To short a stock, you have to borrow the stock first. This requires calling your broker or discount phone line. The stock can be borrowed from other investors or from the firms account. Your advisor or discount representative will find the stock. There is an interest charge applied while you are borrowing the stock that is paid to the firm.
In most jurisdictions, you can only short a stock after it has traded higher on the previous trade. This is to help avoid having large investors start shorting stocks into a free fall and to make it harder to short stocks in a downtrend or big sell off day.
Shorting stocks is the opposite of buying a stock, or shares, in a company. When an investor short sells a stock, they borrow shares from their broker’s account or their broker borrows shares from another investor, and then the short seller sells the shares with the expectation the stock price will decline – at which point the shares will be bought back. Essentially, the investor is selling shares they do not own with the intention of buying the back at a lower price and keeping the difference between the sale and purchase price.
A short position can be created without selling a stock short by purchasing an exchange traded fund that has the mandate to be short stocks or trade inversely to an index or sector.

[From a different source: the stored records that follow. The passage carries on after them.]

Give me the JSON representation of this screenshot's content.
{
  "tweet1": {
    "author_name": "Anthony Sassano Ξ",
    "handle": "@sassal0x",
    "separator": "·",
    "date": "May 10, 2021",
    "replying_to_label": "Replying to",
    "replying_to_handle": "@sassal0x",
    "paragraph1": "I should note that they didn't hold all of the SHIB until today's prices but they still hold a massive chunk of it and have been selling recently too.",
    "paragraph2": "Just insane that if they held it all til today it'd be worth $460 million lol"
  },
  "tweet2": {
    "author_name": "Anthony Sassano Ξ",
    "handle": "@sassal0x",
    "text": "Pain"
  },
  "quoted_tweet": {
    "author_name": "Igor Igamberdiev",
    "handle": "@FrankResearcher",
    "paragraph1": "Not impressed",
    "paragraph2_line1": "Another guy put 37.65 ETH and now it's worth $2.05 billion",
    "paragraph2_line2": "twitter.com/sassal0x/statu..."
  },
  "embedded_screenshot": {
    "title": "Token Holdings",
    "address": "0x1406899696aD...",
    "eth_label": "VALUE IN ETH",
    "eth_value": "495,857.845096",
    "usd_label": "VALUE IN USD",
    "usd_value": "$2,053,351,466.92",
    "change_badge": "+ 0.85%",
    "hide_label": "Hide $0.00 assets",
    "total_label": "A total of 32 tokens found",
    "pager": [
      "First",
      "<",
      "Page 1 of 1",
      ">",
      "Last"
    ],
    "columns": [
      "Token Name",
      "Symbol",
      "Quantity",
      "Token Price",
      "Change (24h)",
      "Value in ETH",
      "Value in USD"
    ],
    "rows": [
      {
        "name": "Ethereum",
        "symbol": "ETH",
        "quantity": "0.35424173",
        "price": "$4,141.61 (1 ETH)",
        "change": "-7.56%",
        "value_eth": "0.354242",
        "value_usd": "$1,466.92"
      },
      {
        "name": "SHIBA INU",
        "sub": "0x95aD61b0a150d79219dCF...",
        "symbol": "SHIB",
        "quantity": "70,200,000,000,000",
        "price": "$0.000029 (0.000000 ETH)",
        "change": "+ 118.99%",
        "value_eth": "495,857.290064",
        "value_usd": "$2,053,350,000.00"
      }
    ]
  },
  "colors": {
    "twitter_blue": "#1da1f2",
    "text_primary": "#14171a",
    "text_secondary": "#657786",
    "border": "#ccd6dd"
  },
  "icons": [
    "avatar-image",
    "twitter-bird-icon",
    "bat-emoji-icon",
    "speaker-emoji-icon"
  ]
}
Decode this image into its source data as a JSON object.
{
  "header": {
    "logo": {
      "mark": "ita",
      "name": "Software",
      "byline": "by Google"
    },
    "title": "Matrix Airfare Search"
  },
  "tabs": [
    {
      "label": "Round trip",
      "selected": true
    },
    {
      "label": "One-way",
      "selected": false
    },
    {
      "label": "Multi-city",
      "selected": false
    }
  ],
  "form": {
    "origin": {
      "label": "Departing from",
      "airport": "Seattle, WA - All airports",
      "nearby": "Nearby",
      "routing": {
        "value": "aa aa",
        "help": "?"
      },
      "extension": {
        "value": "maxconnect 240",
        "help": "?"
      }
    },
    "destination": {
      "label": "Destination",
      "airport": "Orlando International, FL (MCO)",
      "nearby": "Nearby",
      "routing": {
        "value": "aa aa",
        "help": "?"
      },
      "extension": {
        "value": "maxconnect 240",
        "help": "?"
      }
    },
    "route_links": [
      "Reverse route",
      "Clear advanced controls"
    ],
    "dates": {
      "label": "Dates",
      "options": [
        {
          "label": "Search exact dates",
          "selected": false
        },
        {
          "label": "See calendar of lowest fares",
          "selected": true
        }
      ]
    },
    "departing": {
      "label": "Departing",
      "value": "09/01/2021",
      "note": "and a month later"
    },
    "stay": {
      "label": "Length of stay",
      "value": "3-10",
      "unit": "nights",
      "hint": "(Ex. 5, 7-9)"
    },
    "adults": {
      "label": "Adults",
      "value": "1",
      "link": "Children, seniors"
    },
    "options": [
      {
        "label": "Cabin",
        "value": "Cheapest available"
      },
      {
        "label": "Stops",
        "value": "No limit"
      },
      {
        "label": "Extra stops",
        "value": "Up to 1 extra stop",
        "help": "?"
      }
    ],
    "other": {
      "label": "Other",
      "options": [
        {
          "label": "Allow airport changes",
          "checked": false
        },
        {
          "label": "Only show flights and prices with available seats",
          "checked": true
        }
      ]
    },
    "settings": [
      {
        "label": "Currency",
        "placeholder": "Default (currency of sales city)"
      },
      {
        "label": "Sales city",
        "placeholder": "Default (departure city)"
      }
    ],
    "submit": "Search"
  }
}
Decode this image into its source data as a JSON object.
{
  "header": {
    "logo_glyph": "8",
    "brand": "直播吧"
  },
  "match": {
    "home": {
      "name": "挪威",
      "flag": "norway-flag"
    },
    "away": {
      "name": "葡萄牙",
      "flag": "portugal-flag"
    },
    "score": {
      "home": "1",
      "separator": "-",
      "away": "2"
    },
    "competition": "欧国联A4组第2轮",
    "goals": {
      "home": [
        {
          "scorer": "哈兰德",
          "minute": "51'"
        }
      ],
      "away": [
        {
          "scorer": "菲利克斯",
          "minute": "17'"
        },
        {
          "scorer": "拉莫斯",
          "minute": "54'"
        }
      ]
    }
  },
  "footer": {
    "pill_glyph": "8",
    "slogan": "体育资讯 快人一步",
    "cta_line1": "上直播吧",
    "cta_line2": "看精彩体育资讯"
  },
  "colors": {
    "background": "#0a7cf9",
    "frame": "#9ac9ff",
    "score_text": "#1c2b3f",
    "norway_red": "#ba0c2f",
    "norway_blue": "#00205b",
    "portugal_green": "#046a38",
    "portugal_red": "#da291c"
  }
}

There are a number of ETFs that perform this task and one can search for a list at the websites of the major ETF providers, like iShares, Vanguard or Horizon Investment Management, among others.
An investor can create a synthetic short position using put options. An investor would purchase an Out Of The Money put or At The Money put. This gives the purchaser of the option the right sell the stock at the strike price should the share price decline below the strike price. The break-even price for this type of trade is calculated by subtracting the premium from the strike price. The max loss is the cost of the premium to purchase the put option.
This process creates a different risk profile than buying (being long) a stock. In the case of being long a stock, the maximum risk is 100% of the investment, in the case the stock goes to zero. But the maximum return is theoretically unlimited, as in theory, a stock price can trade to infinity. With short selling this risk profile is reversed, where the maximum gain is potentially 100% of the investment if the stock were to drop to zero, and the maximum risk unlimited should the price rise to the theoretical level of infinity. For this reason, being short a stock is a higher risk position than being long, and adequate risk management techniques should be incorporated, such as employing a stop loss order (an order to sell a stock should it rise through or drop through a specified price) to avoid large losses.
Another risk an investor needs to know about when short a stock is that if that corporation pays a dividend, the participant who is short the stock must pay the investor who lent the stock the dividend. This means the investor short a stock can lose money even if the price of the stock is unchanged.
A final common risk is that your short position could be called away before you are able to make a decent return. If the lender of the shares decides to put those shares up for sale, the investor who is short the stock must return the shares to the lender regardless of price. This requires purchasing the stock in the open market. Often when a stock begins to decline or is overpriced, the gain is limited due to the original owner wanting to sell the shares. If the investor who is short wants to continue to be short, they would have to find another investor willing to lend the shares and this may create multiple transactions to complete a single short trade objective.
The following charts give a visual representation on the differences between the two strategies. Shorting a stock carries more risk of large loss but a higher potential return, where the synthetic short has a lower profit potential but also a smaller maximum loss.
Jun 27 / Posted by Brad Parkes
Mar 24 / Posted by Brad Parkes
Feb 5 / Posted by Brad Parkes
Jan 28 / Posted by Brad Parkes
Jan 21 / Posted by Brad Parkes